Appears in
Oxford Companion to Sugar and Sweets

By Darra Goldstein

Published 2015

  • About

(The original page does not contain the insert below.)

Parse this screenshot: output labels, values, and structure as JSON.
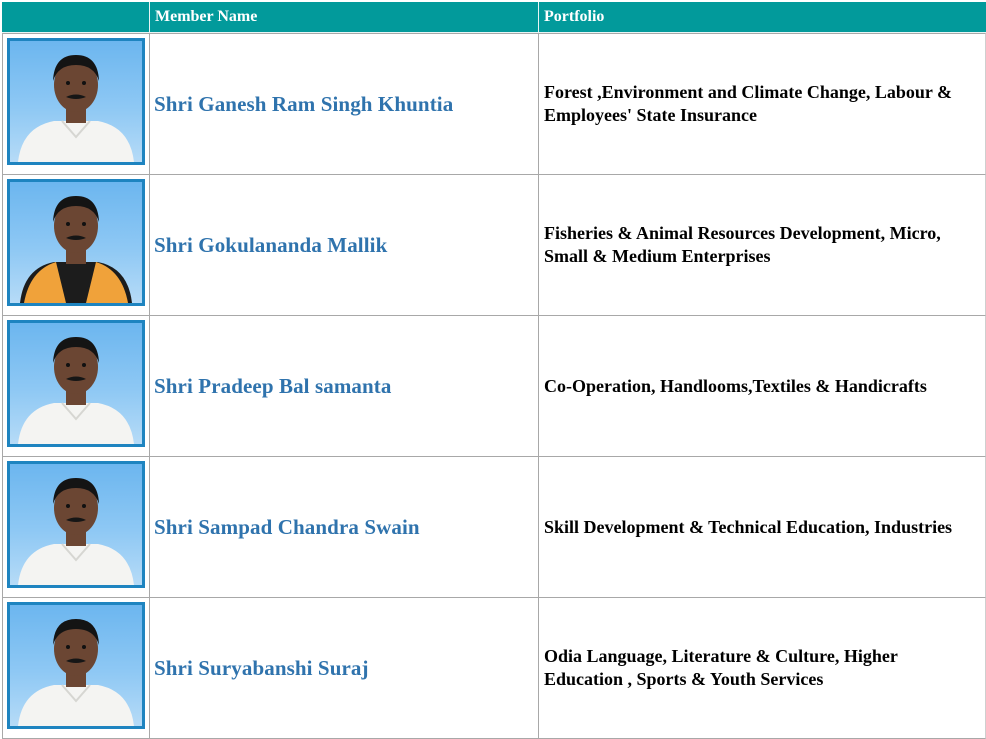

vision, or visual cues—especially color—influence how we perceive what we eat. Even before our first bite, we anticipate what we will taste based upon how the food looks, and this anticipation can influence how we then experience the flavor. Darker-colored chocolate is perceived to have a more intense chocolate flavor than lighter-colored chocolate, and orange-colored chocolates can seem to have an orange flavor—but only if the person eating it thinks that the orange ones should taste orange. A green macaron might be pistachio, lime, or green tea-flavored, depending on the shade, but it is probably not infused with salted caramel or vanilla. In this case, the color creates an expectation about the flavor of the macaron. When the actual flavor is similar to the expectation, assimilation often occurs; people taste what they expect to taste, and an orange-flavored macaron that is colored green could easily be perceived as lime by many people. But when there is a larger discrepancy, such as with a green-colored but coffee-flavored macaron, contrast occurs and the mismatch is more often detected, to the delight or dismay of the consumer.